The new regulations also will require Airbnb, and other home-sharing hosts, only offer short-term rentals of no more than 90 days. The legislation will also include the creation of a city registry for those renting out their homes. Renters also will get $500,000 in liability insurance per listing.
After two years of tweaks, Chiu of the board of supervisors said he's happy with the outcome of the legislation he spearheaded. This despite critics who say it will only worsen the affordable housing crisis San Francisco faces.
In an op-ed to the San Francisco Chronicle, Sen. Dianne Feinstein, D-Calif., called on Mayor Lee to veto the bill, and protect the residential nature of the city. "Those of us who value the residential character of our neighborhoods and are invested in the city's quality of life will see all of this washed away by a blanket commercialization of our neighborhoods," she said in the article.

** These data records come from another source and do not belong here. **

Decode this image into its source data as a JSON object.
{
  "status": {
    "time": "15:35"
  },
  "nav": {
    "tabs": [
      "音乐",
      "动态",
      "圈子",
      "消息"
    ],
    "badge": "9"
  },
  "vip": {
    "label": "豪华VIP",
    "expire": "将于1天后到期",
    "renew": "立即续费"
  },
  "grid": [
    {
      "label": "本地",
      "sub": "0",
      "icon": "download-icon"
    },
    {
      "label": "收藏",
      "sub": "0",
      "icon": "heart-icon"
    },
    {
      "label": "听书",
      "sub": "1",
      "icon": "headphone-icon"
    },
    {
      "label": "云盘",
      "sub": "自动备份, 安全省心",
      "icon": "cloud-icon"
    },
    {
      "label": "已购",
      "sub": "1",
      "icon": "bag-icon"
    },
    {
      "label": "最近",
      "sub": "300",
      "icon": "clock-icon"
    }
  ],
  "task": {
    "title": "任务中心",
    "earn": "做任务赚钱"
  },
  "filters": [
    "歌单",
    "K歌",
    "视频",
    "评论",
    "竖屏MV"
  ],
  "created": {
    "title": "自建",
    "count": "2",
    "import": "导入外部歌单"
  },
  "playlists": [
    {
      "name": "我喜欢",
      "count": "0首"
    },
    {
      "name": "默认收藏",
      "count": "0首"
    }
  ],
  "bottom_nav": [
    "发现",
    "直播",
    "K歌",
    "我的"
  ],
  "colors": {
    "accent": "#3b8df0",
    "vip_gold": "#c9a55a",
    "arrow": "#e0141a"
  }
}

But board president Chiu argues the bill keeps short-term rentals in check. "The new law will make it 1,000 percent clear that if you are a landlord evicting tenants to create a year-round hotel, or a tenant using multiple units, you will get hit with fines of thousands of dollars per day, and potential criminal charges," he said.
According to the bill, all hosts have to abide by rent control laws, and renters will not be allowed to engage in short-term rentals for vacation homes or second homes. In order to rent, you must be a primary resident in the home you are sharing, and you have to live in the home more than nine months of the year, Chiu said.

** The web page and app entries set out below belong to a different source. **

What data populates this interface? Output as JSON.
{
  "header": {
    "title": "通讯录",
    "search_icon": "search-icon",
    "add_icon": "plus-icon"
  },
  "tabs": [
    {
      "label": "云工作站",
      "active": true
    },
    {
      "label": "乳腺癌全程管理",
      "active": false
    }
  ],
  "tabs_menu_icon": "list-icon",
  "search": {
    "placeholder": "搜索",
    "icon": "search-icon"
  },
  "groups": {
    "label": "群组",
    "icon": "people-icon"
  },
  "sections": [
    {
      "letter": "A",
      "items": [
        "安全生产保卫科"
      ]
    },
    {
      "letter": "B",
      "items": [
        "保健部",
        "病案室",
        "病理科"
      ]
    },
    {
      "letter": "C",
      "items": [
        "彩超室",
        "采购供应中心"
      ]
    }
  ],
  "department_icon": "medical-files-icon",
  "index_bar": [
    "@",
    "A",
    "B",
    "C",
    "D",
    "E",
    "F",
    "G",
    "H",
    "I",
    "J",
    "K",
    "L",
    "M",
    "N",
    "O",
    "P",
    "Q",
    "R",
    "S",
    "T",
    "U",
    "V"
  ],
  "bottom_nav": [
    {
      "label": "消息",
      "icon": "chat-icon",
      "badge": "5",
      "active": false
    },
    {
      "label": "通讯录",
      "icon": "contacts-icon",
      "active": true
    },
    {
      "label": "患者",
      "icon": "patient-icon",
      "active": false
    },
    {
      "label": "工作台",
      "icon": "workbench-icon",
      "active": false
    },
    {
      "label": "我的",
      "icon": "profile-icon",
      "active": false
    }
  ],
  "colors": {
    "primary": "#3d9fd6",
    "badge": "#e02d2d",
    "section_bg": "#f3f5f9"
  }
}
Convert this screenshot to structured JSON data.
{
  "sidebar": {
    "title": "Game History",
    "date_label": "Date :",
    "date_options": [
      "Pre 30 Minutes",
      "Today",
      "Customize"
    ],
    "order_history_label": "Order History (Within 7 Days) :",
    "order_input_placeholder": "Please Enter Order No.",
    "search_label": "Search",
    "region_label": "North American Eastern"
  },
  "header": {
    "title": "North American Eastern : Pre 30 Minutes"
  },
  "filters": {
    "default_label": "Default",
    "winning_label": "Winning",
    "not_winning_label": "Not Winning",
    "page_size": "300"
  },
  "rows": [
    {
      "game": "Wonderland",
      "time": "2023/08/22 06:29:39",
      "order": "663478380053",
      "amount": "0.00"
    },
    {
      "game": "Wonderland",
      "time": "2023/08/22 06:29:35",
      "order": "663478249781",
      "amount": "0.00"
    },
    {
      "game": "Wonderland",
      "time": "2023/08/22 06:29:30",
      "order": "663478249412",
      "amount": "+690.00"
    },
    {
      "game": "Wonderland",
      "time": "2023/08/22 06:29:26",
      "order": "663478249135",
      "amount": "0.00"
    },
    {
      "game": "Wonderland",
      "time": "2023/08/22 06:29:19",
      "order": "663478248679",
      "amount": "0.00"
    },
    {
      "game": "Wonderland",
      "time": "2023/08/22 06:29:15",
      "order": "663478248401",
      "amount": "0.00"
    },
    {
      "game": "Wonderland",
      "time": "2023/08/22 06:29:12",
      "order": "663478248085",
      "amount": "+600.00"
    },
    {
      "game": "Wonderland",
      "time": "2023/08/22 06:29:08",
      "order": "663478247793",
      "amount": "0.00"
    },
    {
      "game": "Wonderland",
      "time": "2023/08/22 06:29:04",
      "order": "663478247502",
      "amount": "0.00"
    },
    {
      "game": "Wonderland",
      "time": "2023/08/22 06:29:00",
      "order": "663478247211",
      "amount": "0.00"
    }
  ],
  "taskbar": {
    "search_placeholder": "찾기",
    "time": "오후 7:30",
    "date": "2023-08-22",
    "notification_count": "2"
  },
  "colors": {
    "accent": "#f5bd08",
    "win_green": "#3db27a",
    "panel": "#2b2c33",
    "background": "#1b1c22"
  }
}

In a blog post, Airbnb said the San Francisco legislation will "give regular people the right to share the home in which they live, and make it fair to share in San Francisco. This vote is a great victory for San Franciscans who want to share their home and the city they love."

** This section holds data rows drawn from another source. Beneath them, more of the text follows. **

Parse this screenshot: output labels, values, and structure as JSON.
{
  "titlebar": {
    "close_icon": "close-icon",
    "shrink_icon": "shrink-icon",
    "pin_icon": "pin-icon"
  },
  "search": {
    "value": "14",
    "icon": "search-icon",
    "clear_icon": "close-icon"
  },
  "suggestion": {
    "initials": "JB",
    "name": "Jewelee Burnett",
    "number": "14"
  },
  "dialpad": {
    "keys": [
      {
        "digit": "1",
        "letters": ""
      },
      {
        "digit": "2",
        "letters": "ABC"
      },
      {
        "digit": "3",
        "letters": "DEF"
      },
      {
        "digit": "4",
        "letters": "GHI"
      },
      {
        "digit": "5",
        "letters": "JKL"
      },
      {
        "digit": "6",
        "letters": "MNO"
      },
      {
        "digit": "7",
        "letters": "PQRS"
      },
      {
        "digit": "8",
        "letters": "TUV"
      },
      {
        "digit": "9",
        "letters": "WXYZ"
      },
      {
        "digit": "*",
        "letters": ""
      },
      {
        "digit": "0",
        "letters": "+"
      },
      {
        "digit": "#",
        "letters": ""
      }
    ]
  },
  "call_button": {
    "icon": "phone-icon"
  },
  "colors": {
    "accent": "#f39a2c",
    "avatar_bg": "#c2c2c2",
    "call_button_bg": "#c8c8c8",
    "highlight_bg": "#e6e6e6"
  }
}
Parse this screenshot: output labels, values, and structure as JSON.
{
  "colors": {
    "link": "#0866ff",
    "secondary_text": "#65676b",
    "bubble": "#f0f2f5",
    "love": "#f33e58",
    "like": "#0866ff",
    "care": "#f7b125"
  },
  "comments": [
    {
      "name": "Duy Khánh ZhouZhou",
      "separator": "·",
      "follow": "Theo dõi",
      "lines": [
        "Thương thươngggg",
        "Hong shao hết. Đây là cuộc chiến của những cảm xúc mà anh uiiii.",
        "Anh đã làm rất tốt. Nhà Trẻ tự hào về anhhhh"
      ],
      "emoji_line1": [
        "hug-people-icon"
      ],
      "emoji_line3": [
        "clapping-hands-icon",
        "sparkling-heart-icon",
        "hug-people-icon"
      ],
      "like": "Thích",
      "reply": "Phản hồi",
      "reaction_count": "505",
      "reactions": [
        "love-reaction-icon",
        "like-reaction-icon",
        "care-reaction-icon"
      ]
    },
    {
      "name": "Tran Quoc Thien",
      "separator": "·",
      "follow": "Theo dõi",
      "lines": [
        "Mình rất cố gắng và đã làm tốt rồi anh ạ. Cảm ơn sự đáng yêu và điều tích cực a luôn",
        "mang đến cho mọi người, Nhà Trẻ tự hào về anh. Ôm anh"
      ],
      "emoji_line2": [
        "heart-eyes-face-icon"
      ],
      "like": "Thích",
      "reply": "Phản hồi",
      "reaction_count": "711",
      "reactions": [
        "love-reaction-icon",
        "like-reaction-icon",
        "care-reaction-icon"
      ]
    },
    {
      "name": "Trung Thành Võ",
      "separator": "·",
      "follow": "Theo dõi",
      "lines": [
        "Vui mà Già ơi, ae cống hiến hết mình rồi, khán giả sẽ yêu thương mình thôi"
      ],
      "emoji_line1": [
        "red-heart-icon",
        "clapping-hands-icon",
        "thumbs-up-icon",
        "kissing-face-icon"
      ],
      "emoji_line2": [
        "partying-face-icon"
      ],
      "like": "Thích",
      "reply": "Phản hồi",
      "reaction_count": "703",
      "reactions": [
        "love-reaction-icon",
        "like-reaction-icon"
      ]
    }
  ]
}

There are between 5,000 and 6,000 rentals nightly in the city via multiple home-sharing services including Airbnb, Chiu says.
In June this year, Portland also moved to legalize short-term rentals, though the guidelines are less comprehensive.
The San Francisco bill, and movement in Portland, are part of a larger evolution of the sharing economy.
Sometimes called collaborative consumption, consumers dip into buying and selling goods and services that traditionally have been relegated to professionals. Strapped for cash after the recession, homeowners and drivers have been renting homes or driving passengers.
"Politically, other cities will be pushed to do what San Francisco did, because more people will want to rent out their houses and cars," said Aswath Damodaran, professor of finance at NYU Stern School of Business.
Ultimately, new rules imposed on upstarts could even the playing field and encourage innovation and competition among start-ups and established businesses.
"The field becomes more even, between Airbnb and the hotel establishment, but the advantage goes to those who are more flexible," Damodaran said.
As for which cities are next to approve regulations, Damodaran says he thinks Los Angeles is next in line.
"What happened in San Francisco will happen around the country," he said. "I think Los Angeles is a next natural fit instead of New York, because people in L.A. are more likely to own their homes or apartments."